We have mentioned before that it is highly important to work professionally and strictly on translating and revising texts, not only to offer a product that contains the highest quality and is 100% equivalent to the original text, but also to avoid potential problems related to an error-ridden translation, which can, especially when dealing with financial or commercial texts, be highly important since the quality of the translation can affect the signing of contracts worth millions of dollars or even cause a company to lose millions of dollars as the result of an error.

I would like to take this time to make a brief summary on some of the main aspects to consider when working on an financial or commercial translation:


It is immediately apparent that this is one of the fundamental aspects that must be considered very carefully. It is essential that no number is added, eliminated, changed, or moved. Also to be considered is the punctuation and annotation system in the target country, since the period/decimal system changes between the English-speaking world and the Spanish-speaking world.

False cognates

Another important problem are the “false friends” that can lead us to believe that we are doing an accurate translation when in reality we are translating something incorrectly. Some of the most common examples in English for a Spanish audience would be:

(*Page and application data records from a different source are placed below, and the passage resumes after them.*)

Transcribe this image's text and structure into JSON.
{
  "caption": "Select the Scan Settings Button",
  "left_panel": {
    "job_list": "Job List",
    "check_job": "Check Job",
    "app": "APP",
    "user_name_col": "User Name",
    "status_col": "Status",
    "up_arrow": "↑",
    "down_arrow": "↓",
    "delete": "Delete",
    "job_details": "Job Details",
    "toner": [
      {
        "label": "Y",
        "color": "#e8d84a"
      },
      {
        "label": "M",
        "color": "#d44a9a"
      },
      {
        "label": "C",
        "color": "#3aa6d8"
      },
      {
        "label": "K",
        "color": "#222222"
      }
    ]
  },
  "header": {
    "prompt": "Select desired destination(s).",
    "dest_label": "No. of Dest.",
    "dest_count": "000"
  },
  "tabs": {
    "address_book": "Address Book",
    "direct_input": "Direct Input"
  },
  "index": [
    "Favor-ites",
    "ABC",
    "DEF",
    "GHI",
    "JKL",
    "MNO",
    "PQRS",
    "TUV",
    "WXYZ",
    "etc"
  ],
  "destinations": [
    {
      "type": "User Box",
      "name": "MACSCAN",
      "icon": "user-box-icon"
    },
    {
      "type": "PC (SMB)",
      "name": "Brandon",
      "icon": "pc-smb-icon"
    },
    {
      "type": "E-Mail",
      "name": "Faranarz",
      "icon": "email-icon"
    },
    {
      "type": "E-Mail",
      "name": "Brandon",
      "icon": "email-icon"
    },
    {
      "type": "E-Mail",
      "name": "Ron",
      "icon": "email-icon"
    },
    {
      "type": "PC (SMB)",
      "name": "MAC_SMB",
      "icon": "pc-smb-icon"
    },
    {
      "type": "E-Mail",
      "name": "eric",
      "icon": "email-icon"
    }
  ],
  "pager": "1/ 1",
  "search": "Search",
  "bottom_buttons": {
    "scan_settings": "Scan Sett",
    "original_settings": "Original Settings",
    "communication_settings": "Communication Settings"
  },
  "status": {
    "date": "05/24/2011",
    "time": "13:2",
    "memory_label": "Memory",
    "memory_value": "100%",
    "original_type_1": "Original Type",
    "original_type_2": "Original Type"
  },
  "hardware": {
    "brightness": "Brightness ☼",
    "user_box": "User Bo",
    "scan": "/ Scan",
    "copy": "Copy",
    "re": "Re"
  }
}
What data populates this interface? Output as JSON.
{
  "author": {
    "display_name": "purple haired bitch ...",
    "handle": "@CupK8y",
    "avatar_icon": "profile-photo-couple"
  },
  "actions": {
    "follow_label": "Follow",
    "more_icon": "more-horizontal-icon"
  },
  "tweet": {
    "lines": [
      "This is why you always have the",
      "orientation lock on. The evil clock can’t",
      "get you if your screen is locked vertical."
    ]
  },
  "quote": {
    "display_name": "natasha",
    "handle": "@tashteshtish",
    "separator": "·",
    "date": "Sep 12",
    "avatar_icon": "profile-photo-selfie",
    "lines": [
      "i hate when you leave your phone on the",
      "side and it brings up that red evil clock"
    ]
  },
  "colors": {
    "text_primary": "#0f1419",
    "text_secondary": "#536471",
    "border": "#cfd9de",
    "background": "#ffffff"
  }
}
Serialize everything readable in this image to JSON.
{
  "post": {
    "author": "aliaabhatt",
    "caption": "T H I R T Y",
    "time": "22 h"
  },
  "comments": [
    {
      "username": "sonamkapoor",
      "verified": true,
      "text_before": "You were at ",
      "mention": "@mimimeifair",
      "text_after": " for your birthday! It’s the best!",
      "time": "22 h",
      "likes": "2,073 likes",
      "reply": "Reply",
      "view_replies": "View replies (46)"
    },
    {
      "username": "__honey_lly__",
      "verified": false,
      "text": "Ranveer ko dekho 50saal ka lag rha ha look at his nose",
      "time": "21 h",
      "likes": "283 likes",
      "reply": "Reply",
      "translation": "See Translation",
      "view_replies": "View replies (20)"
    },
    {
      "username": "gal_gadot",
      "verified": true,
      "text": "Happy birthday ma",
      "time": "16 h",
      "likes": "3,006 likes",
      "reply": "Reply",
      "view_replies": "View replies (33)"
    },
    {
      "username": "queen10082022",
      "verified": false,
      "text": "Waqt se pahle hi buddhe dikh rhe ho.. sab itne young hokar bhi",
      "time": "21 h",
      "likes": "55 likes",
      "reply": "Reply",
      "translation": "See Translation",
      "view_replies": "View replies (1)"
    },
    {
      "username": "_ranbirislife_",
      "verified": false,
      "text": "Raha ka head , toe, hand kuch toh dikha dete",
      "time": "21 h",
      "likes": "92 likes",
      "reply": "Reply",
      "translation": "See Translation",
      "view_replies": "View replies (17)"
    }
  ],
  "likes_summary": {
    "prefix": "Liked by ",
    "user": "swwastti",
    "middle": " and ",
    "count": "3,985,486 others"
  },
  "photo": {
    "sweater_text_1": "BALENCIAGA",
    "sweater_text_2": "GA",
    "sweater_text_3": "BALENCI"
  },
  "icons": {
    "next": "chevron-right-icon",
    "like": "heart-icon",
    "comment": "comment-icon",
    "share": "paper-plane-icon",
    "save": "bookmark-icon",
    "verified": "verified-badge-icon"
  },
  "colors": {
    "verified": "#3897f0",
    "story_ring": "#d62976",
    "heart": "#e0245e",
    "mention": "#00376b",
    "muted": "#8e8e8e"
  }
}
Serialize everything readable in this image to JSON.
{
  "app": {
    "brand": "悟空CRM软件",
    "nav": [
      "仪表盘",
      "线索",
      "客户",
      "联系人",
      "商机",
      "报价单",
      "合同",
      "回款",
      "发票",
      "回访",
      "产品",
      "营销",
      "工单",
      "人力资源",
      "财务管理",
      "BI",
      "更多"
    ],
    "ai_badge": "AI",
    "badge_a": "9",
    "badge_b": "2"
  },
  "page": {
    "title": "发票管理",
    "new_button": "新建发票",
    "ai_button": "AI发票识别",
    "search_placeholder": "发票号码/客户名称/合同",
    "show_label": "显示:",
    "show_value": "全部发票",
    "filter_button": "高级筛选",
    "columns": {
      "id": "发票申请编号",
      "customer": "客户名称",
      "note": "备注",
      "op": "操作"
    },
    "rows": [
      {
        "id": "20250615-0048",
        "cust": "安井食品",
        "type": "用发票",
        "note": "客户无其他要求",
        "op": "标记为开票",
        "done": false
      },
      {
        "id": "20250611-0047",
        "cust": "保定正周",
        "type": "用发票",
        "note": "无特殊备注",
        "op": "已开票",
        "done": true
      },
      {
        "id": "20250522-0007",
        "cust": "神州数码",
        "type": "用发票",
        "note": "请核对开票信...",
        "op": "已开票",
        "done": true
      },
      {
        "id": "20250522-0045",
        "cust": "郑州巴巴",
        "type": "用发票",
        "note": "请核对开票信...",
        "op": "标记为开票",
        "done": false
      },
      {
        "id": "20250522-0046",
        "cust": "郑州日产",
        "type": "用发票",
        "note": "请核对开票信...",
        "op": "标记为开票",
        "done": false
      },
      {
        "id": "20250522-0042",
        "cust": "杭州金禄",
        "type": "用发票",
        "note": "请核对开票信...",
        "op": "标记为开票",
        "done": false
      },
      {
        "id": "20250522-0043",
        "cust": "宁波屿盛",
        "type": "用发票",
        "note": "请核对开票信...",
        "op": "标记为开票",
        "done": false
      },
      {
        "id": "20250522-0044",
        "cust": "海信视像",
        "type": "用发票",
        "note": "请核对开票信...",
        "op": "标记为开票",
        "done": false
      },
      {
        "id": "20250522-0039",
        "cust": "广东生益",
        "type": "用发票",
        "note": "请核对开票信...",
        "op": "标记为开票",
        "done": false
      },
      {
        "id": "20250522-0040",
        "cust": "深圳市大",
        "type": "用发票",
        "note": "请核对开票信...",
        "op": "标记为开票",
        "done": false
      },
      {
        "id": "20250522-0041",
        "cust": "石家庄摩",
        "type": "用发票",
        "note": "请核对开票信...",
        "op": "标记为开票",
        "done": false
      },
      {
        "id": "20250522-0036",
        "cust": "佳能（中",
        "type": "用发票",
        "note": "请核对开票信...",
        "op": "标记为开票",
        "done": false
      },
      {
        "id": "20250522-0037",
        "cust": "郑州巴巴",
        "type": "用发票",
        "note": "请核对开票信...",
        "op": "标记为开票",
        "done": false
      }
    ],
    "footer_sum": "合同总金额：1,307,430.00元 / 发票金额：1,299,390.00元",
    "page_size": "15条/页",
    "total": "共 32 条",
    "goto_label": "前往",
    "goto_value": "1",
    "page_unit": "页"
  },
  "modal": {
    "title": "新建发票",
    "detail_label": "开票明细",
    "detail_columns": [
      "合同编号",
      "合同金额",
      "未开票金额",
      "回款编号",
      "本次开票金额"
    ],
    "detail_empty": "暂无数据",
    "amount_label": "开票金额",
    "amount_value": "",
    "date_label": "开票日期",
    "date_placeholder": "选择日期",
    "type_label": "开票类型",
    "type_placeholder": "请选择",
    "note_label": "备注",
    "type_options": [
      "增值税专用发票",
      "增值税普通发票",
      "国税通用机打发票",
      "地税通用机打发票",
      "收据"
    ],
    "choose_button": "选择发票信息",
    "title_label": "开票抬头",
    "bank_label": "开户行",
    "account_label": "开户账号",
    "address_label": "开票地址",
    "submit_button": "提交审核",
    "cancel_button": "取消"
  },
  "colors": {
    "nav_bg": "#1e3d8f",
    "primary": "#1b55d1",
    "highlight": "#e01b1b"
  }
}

Controller: the literal translation would be “controlador”, but the correct translation is “supervisor financiero (de una empresa)”.

Hedge fund: the literal translation would be “fondo defensivo”, whereas the correct translation is “fondo de inversión de alto riesgo”.


This is possibly the most common problem for financial and commercial text translations, since new terms are created at a dizzying rate and language professionals do not have time to create a standard translation that applies to all individual markets. Thus, the translator must make the decision on his or her own and decide on a word or phrase that is adequate for the document and the target language and country.


It is quite common to see abbreviations in these sorts of texts and, quite often, they are extremely rare and known only in the sphere of financial experts. It is therefore recommended that all translators take classes in the field in order to become completely familiar with all of the acronyms used in the profession as well as the proper translations.

Other typical issues with this type of document are:

  • Figures of speech such as “bull” or “bear” (alcista and bajista)
  • Puns
  • Currency abbreviations
  • Polysemes

It is thus very important to underscore the importance of relying on professional translators to perform financial translations who offer high-quality services and understand the significant ramifications that poor quality or incorrect translations can have for a company or institution.

(Spanish version: